The prime minister made the remark during a visit to Tehran, where he met Iranian officials amid tension over the funds locked up in South Korea under United States sanctions.
"I have said before that this money is Iran's money and should be returned to its owner," Chung told reporters traveling with him.
"It's best to find a way and return it quickly."
He added that doing so is in South Korea's best interests and that efforts need to be made to overcome the "various constraints"
that are preventing it from happening.
The prime minister recalled that in his meetings, Iranian officials expressed their disappointment over the impasse and called for a swift solution.
Chung is the first South Korean premier to visit the Middle Eastern country in 44 years.
In a joint press conference Sunday with Iran's First Vice President Eshaq Jahangiri, he said South Korea was willing to provide support "from the side" to restart talks on the 2015 Iran nuclear deal.
He elaborated to the traveling press corps that South Korea should contribute to the international community's decision on whether to restore the deal "by actively exchanging views with the United States, Germany" and other countries party to the agreement, and "by stating South Korea's position."
Also during the press conference, Chung had said South Korea "needs to step up cooperation with related nations, including Iran"
to settle the issue of the frozen funds.
His remarks mirrored the South Korean government's commitment to settling the issue by lending support to Iran in its process to restore the nuclear deal with the United States, Britain, France and Germany.
The fund issue has been a major diplomatic thorn between Seoul and Tehran, and has been widely attributed as the reason behind Iran's seizure of a South Korean oil tanker and its crew members in early January. Tehran liberated the ship and its captain last week.
During their meeting Sunday, the Iranian vice president once again prodded Chung to unlock the frozen funds as soon as possible.
The two sides also agreed to expand humanitarian cooperation, possibly including medical exchanges, and to install a special consultative body that will be in charge of preparing for economic cooperation projects to be pursued after the potential restoration of the Iranian nuclear deal.
Chung also called for the prevention of Iran's detention of foreign ships in the future, saying, "The freedom of navigation should be guaranteed."
"This latest visit to Tehran is the expression of South Korea's commitment to building a forward-looking relationship between the countries," the prime minister also noted.
On Monday, Chung met with top Iranian officials, including Mohammad Bagher Ghalibaf, the Iranian parliamentary speaker.

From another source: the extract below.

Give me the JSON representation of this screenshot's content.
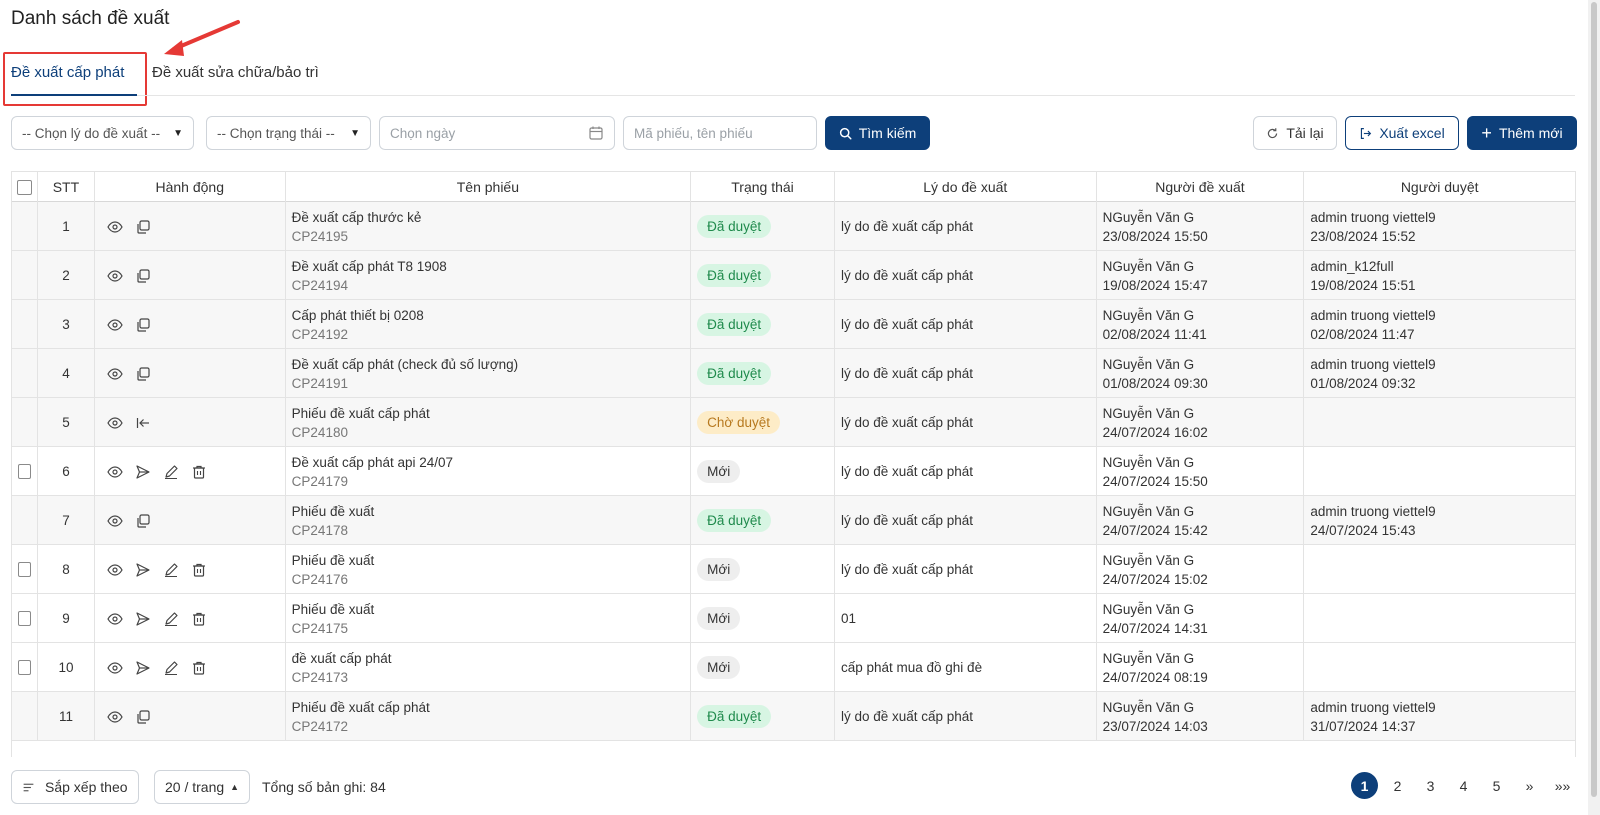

Efforts to hold a meeting with Iranian President Hassan Rouhani fell through "due to various reasons, including the COVID-19 situation in Iran," Chung said.
The prime minister is widely expected to step down in the coming weeks to run for president in the March 2022 election.
"This will likely be my first and last (overseas trip as prime minister)," he said, declining to elaborate on his future.
Chung is set to return to Seoul on Tuesday after wrapping up a three-day stay. (Yonhap)